→ **WHAT IS BEING ASKED**: Report each line below that carries the word "AruNev".

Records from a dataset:
::::::

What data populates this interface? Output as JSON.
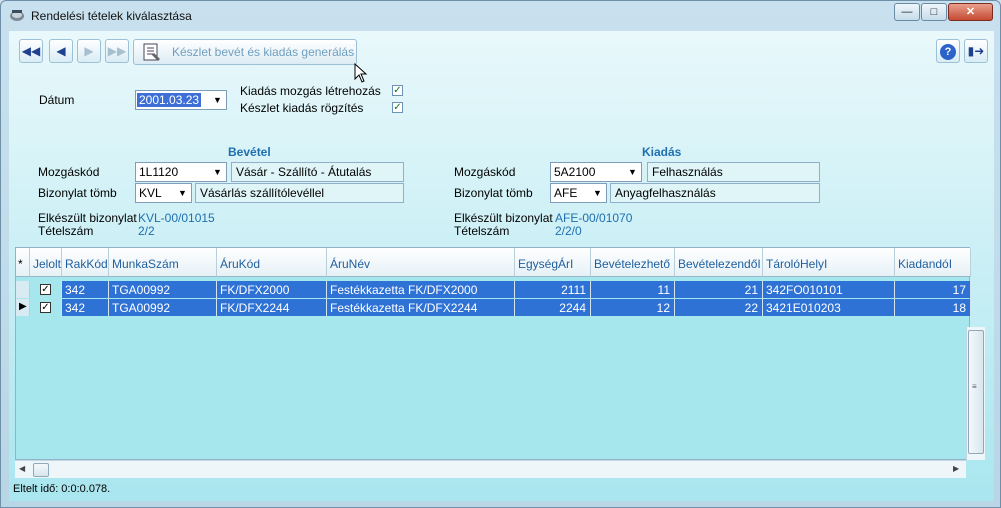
{
  "window": {
    "title": "Rendelési tételek kiválasztása",
    "minimize_icon": "minimize-icon",
    "maximize_icon": "maximize-icon",
    "close_icon": "close-icon"
  },
  "toolbar": {
    "first_icon": "first-record-icon",
    "prev_icon": "previous-record-icon",
    "next_icon": "next-record-icon",
    "last_icon": "last-record-icon",
    "generate_label": "Készlet bevét és kiadás generálás",
    "help_icon": "help-icon",
    "exit_icon": "exit-icon"
  },
  "form": {
    "date_label": "Dátum",
    "date_value": "2001.03.23",
    "checkbox1_label": "Kiadás mozgás létrehozás",
    "checkbox1_checked": true,
    "checkbox2_label": "Készlet kiadás rögzítés",
    "checkbox2_checked": true
  },
  "income": {
    "title": "Bevétel",
    "movement_code_label": "Mozgáskód",
    "movement_code_value": "1L1120",
    "movement_code_desc": "Vásár - Szállító - Átutalás",
    "doc_block_label": "Bizonylat tömb",
    "doc_block_value": "KVL",
    "doc_block_desc": "Vásárlás szállítólevéllel",
    "completed_doc_label": "Elkészült bizonylat",
    "completed_doc_value": "KVL-00/01015",
    "item_count_label": "Tételszám",
    "item_count_value": "2/2"
  },
  "expense": {
    "title": "Kiadás",
    "movement_code_label": "Mozgáskód",
    "movement_code_value": "5A2100",
    "movement_code_desc": "Felhasználás",
    "doc_block_label": "Bizonylat tömb",
    "doc_block_value": "AFE",
    "doc_block_desc": "Anyagfelhasználás",
    "completed_doc_label": "Elkészült bizonylat",
    "completed_doc_value": "AFE-00/01070",
    "item_count_label": "Tételszám",
    "item_count_value": "2/2/0"
  },
  "grid": {
    "indicator_header": "*",
    "columns": [
      "Jelolt",
      "RakKód",
      "MunkaSzám",
      "ÁruKód",
      "ÁruNév",
      "EgységÁrI",
      "Bevételezhető",
      "BevételezendőI",
      "TárolóHelyI",
      "KiadandóI"
    ],
    "rows": [
      {
        "checked": true,
        "RakKod": "342",
        "MunkaSzam": "TGA00992",
        "AruKod": "FK/DFX2000",
        "AruNev": "Festékkazetta FK/DFX2000",
        "EgysegArI": "2111",
        "Bevetelezheto": "11",
        "BevetelezendoI": "21",
        "TaroloHelyI": "342FO010101",
        "KiadandoI": "17"
      },
      {
        "checked": true,
        "current": true,
        "RakKod": "342",
        "MunkaSzam": "TGA00992",
        "AruKod": "FK/DFX2244",
        "AruNev": "Festékkazetta FK/DFX2244",
        "EgysegArI": "2244",
        "Bevetelezheto": "12",
        "BevetelezendoI": "22",
        "TaroloHelyI": "3421E010203",
        "KiadandoI": "18"
      }
    ]
  },
  "status": {
    "elapsed": "Eltelt idő: 0:0:0.078."
  }
}
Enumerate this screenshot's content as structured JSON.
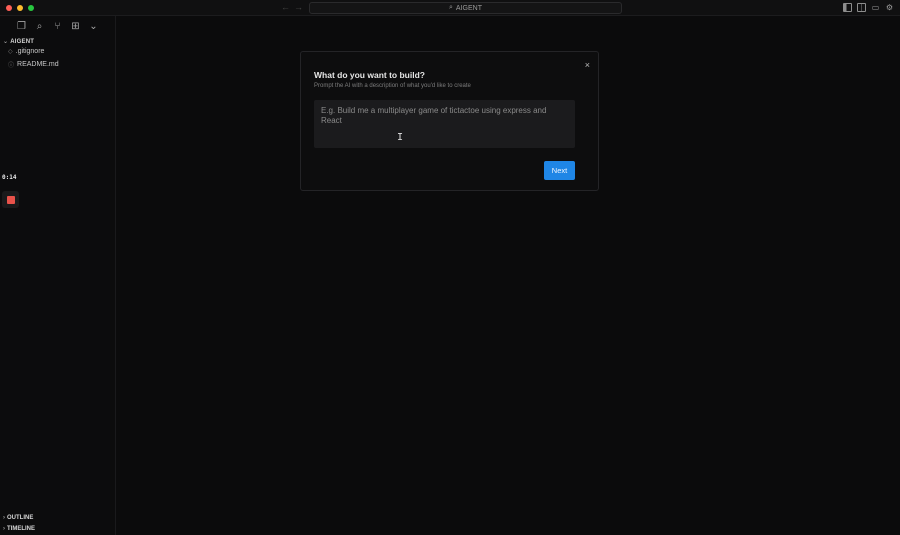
{
  "titlebar": {
    "title": "AIGENT",
    "search_icon": "search-icon",
    "back_icon": "arrow-left-icon",
    "forward_icon": "arrow-right-icon",
    "right_icons": [
      "sidebar-left-icon",
      "split-editor-icon",
      "chat-icon",
      "settings-gear-icon"
    ]
  },
  "activity_bar": {
    "icons": [
      "files-icon",
      "search-icon",
      "source-control-icon",
      "extensions-icon",
      "chevron-down-icon"
    ]
  },
  "explorer": {
    "section_title": "AIGENT",
    "files": [
      {
        "name": ".gitignore",
        "icon": "gitignore-icon"
      },
      {
        "name": "README.md",
        "icon": "info-icon"
      }
    ]
  },
  "recorder": {
    "time": "0:14",
    "stop_icon": "stop-icon",
    "stop_color": "#e8524a"
  },
  "panels": {
    "outline": "OUTLINE",
    "timeline": "TIMELINE"
  },
  "modal": {
    "title": "What do you want to build?",
    "subtitle": "Prompt the AI with a description of what you'd like to create",
    "prompt_placeholder": "E.g. Build me a multiplayer game of tictactoe using express and React",
    "prompt_value": "",
    "next_label": "Next",
    "close_icon": "close-icon",
    "accent_color": "#1f86e6"
  }
}
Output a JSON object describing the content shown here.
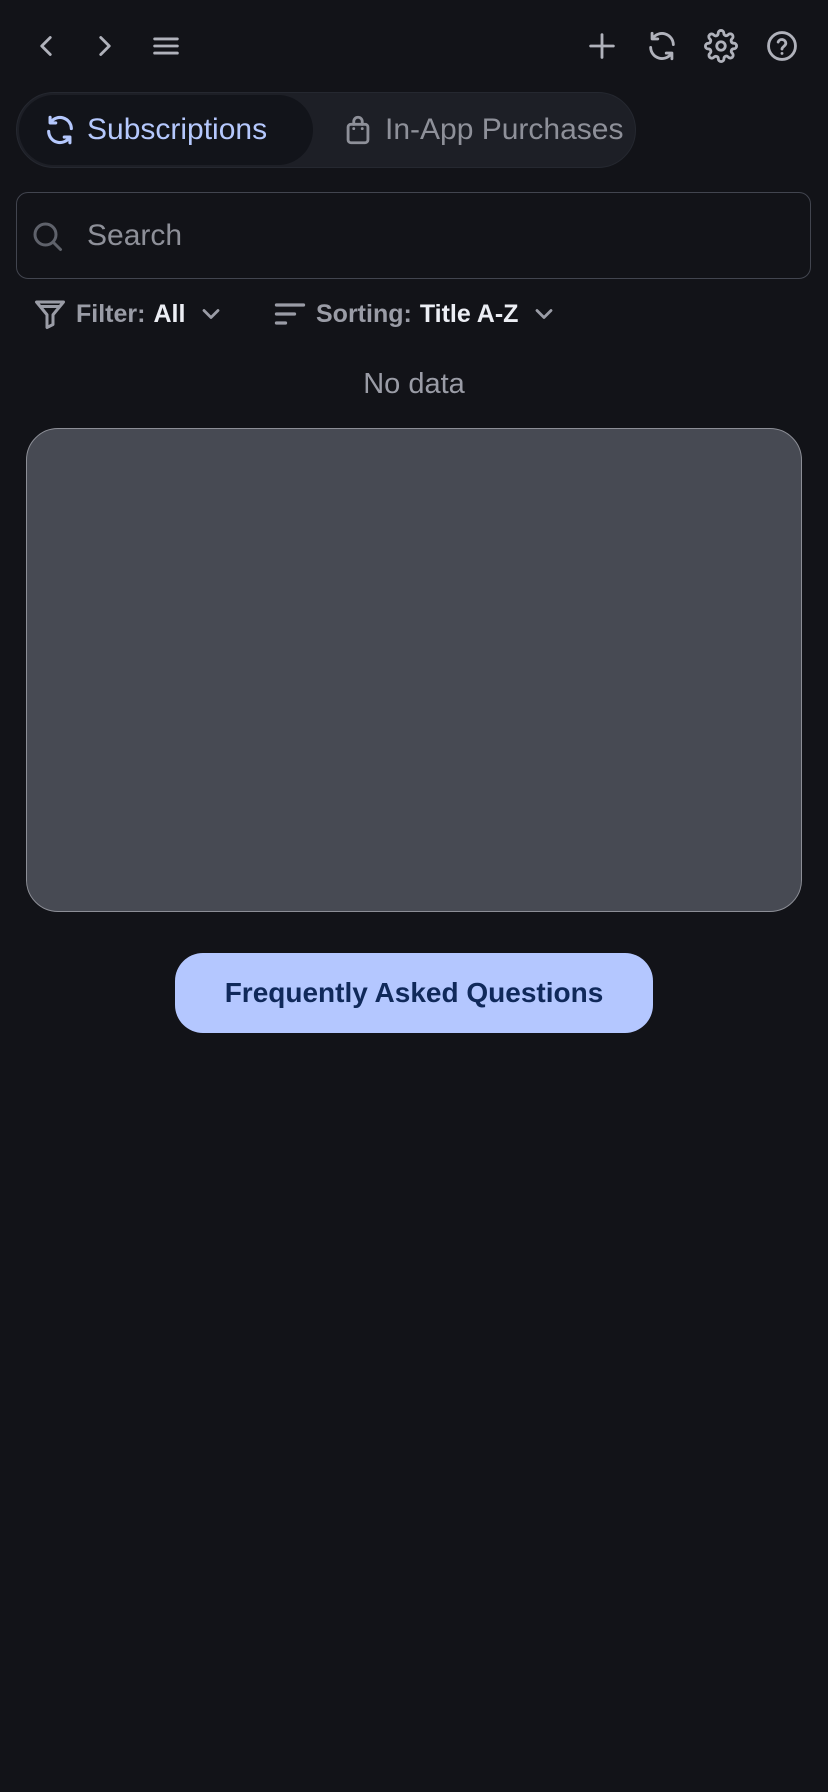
{
  "toolbar": {
    "icons": [
      "back-icon",
      "forward-icon",
      "menu-icon",
      "add-icon",
      "refresh-icon",
      "settings-icon",
      "help-icon"
    ]
  },
  "tabs": [
    {
      "label": "Subscriptions",
      "icon": "refresh-icon",
      "active": true
    },
    {
      "label": "In-App Purchases",
      "icon": "shopping-bag-icon",
      "active": false
    }
  ],
  "search": {
    "placeholder": "Search",
    "value": ""
  },
  "filter": {
    "key": "Filter:",
    "value": "All"
  },
  "sorting": {
    "key": "Sorting:",
    "value": "Title A-Z"
  },
  "empty_state": {
    "message": "No data"
  },
  "faq": {
    "label": "Frequently Asked Questions"
  },
  "colors": {
    "background": "#121318",
    "accent": "#b5c8fd",
    "faq_button": "#b4c7ff",
    "faq_text": "#10295a",
    "placeholder_card": "#474a53"
  }
}
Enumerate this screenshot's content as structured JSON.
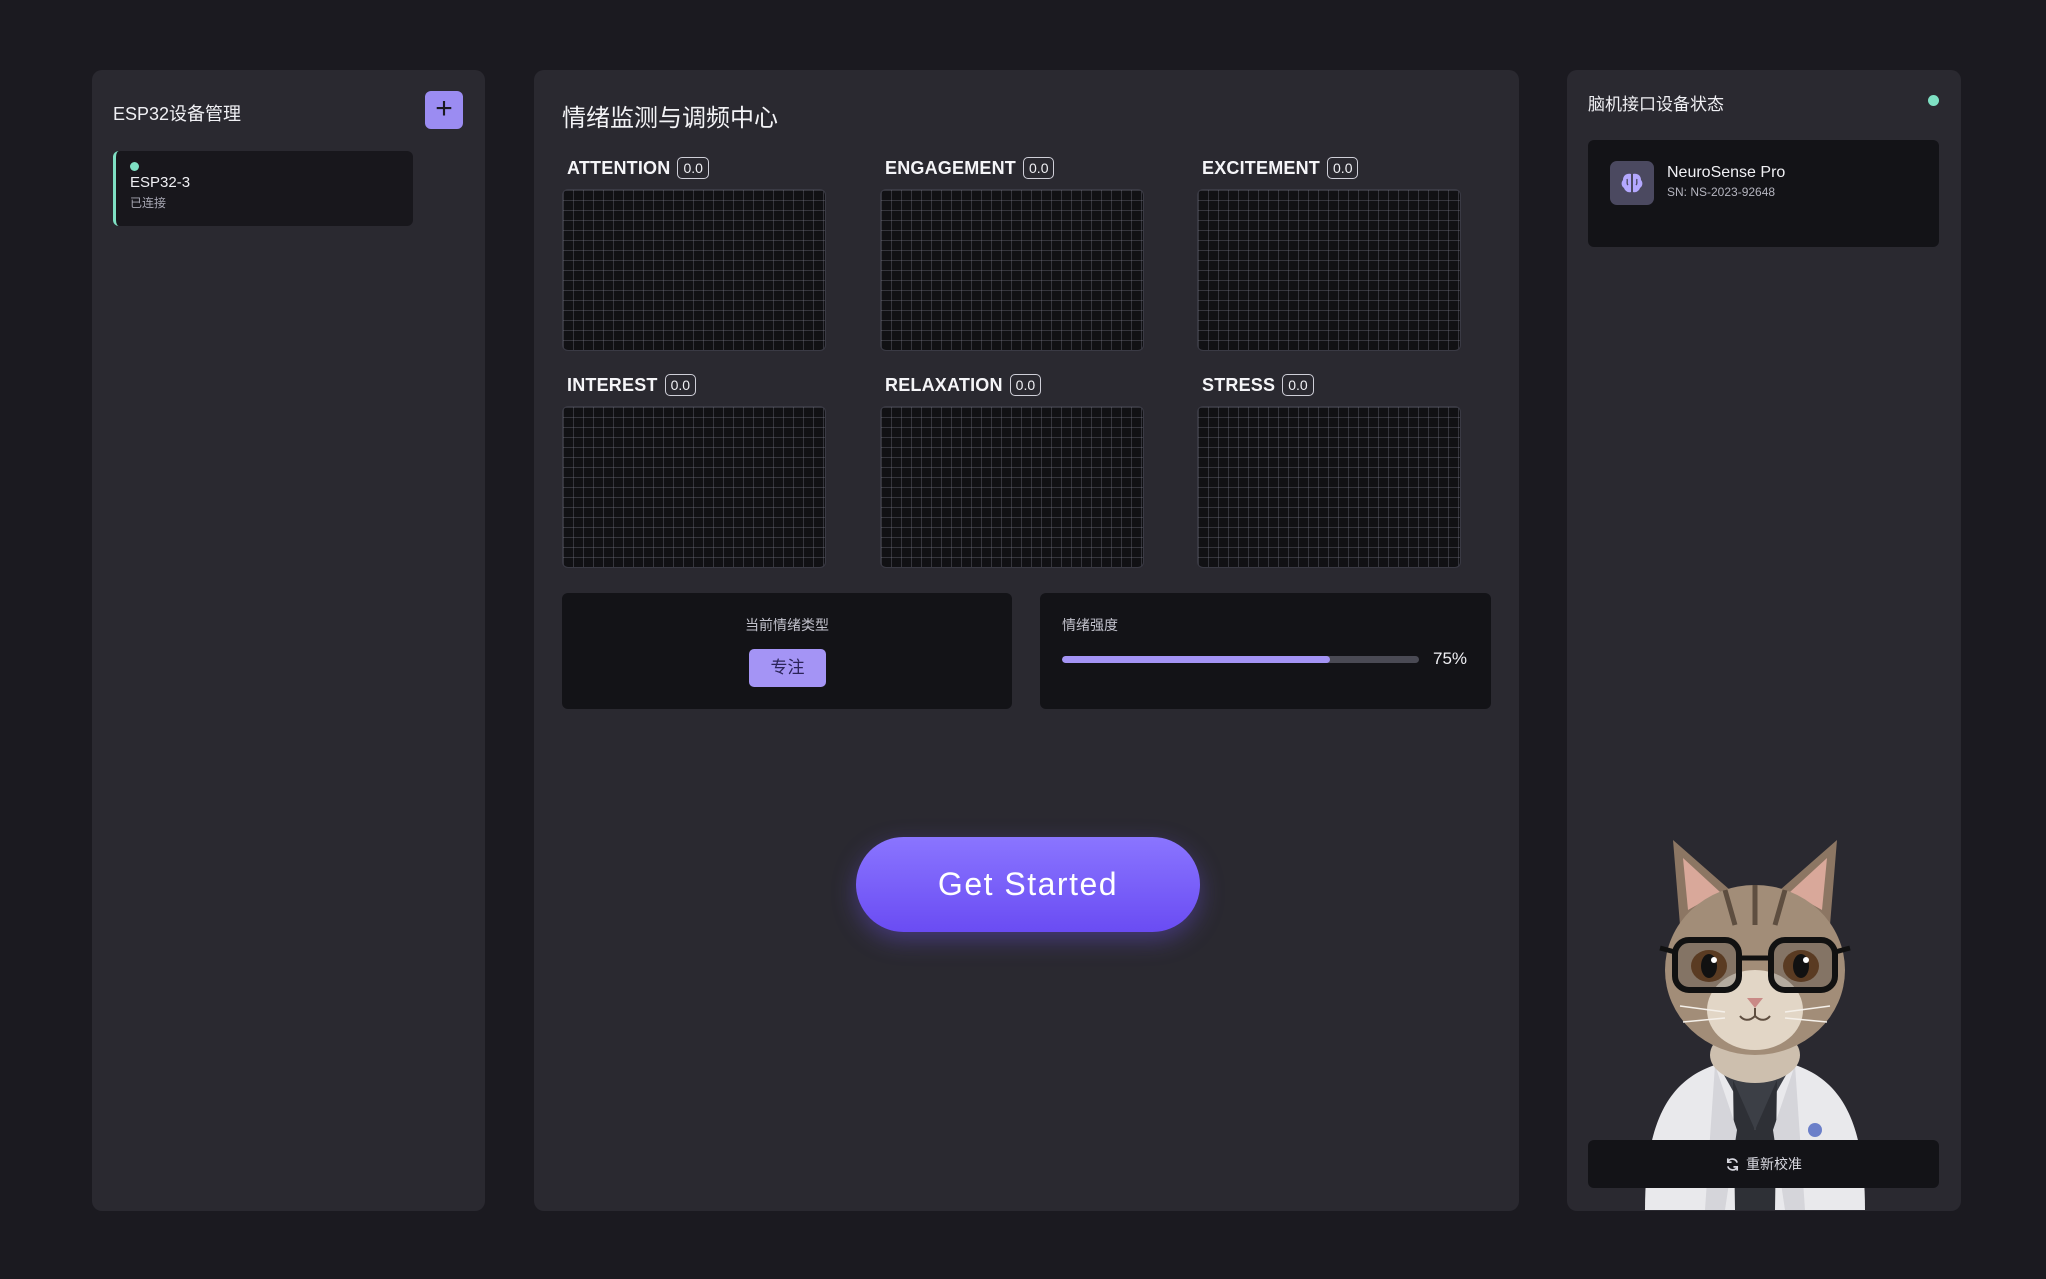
{
  "left_panel": {
    "title": "ESP32设备管理",
    "add_label": "+",
    "devices": [
      {
        "name": "ESP32-3",
        "status": "已连接",
        "status_color": "#7ee0c3"
      }
    ]
  },
  "center_panel": {
    "title": "情绪监测与调频中心",
    "metrics": [
      {
        "label": "ATTENTION",
        "value": "0.0"
      },
      {
        "label": "ENGAGEMENT",
        "value": "0.0"
      },
      {
        "label": "EXCITEMENT",
        "value": "0.0"
      },
      {
        "label": "INTEREST",
        "value": "0.0"
      },
      {
        "label": "RELAXATION",
        "value": "0.0"
      },
      {
        "label": "STRESS",
        "value": "0.0"
      }
    ],
    "emotion_type": {
      "label": "当前情绪类型",
      "value": "专注"
    },
    "intensity": {
      "label": "情绪强度",
      "percent": 75,
      "text": "75%"
    },
    "start_button": "Get Started"
  },
  "right_panel": {
    "title": "脑机接口设备状态",
    "status_color": "#7ee0c3",
    "device": {
      "icon": "brain-icon",
      "name": "NeuroSense Pro",
      "sn": "SN: NS-2023-92648"
    },
    "mascot": "cat-scientist-illustration",
    "recalibrate_icon": "refresh-icon",
    "recalibrate_label": "重新校准"
  },
  "colors": {
    "accent": "#a494f5",
    "button_gradient_top": "#8a75ff",
    "online": "#7ee0c3",
    "background": "#1b1a20",
    "panel": "#2a2930"
  }
}
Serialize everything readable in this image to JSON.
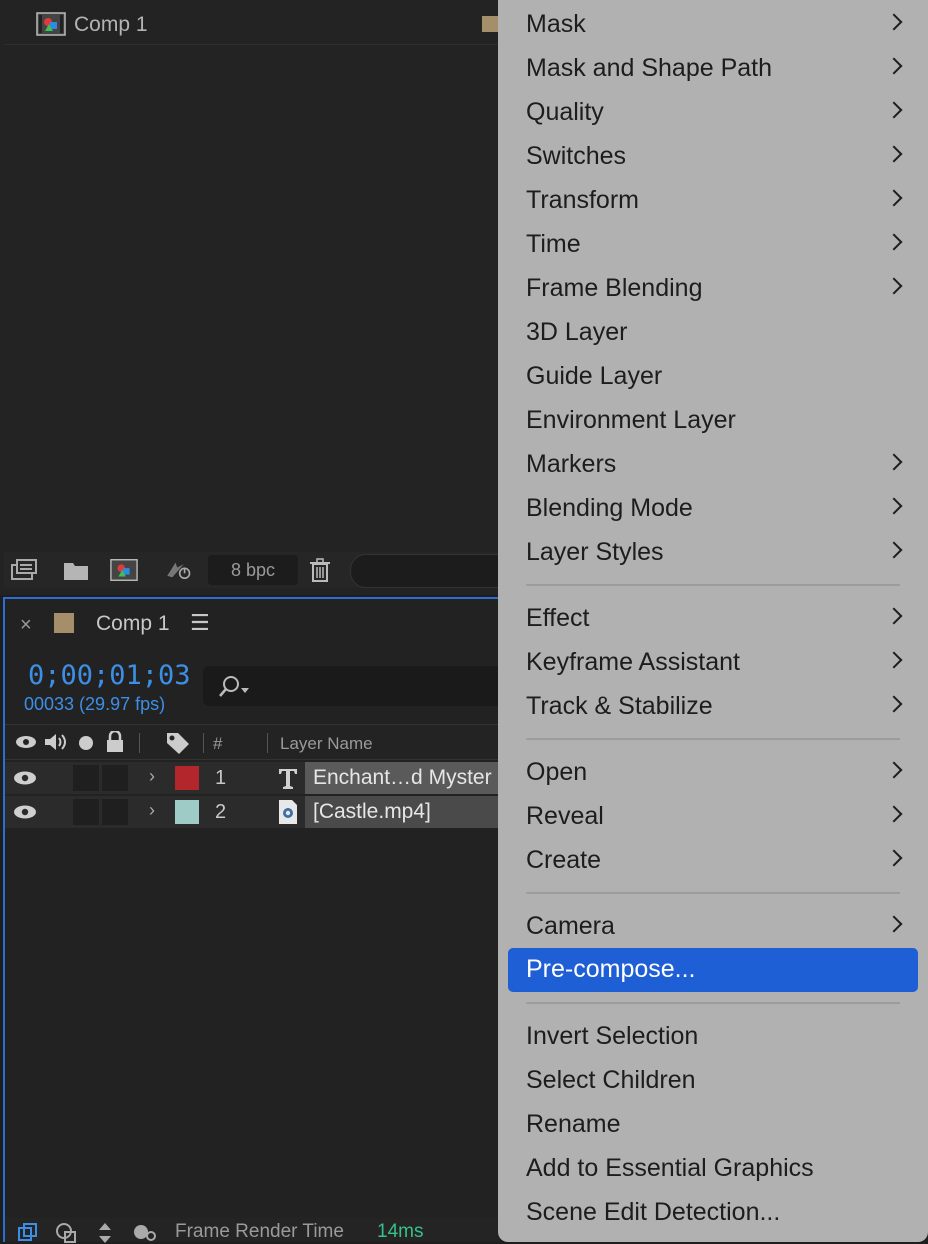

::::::

→ **REPLY TO THE EXERCISE**:
        "AruNev": "Festékkazetta FK/DFX2000",
        "AruNev": "Festékkazetta FK/DFX2244",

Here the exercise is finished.